Filter the lines below, keeping each one that holds "battery".

Material provided START

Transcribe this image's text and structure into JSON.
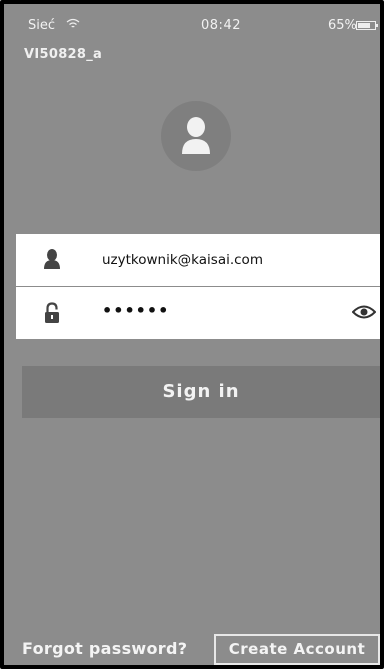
{
  "status_bar": {
    "carrier": "Sieć",
    "time": "08:42",
    "battery": "65%",
    "wifi_icon": "wifi-icon",
    "battery_icon": "battery-icon"
  },
  "device_name": "VI50828_a",
  "avatar_icon": "user-avatar-icon",
  "login": {
    "username_icon": "user-icon",
    "username_value": "uzytkownik@kaisai.com",
    "password_icon": "lock-icon",
    "password_value": "••••••",
    "show_password_icon": "eye-icon"
  },
  "actions": {
    "sign_in": "Sign in",
    "forgot_password": "Forgot password?",
    "create_account": "Create Account"
  },
  "colors": {
    "background": "#8c8c8c",
    "field_bg": "#ffffff",
    "button_bg": "#7a7a7a",
    "text_light": "#f2f2f2"
  }
}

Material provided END

Final answer
    "battery": "65%",
    "battery_icon": "battery-icon"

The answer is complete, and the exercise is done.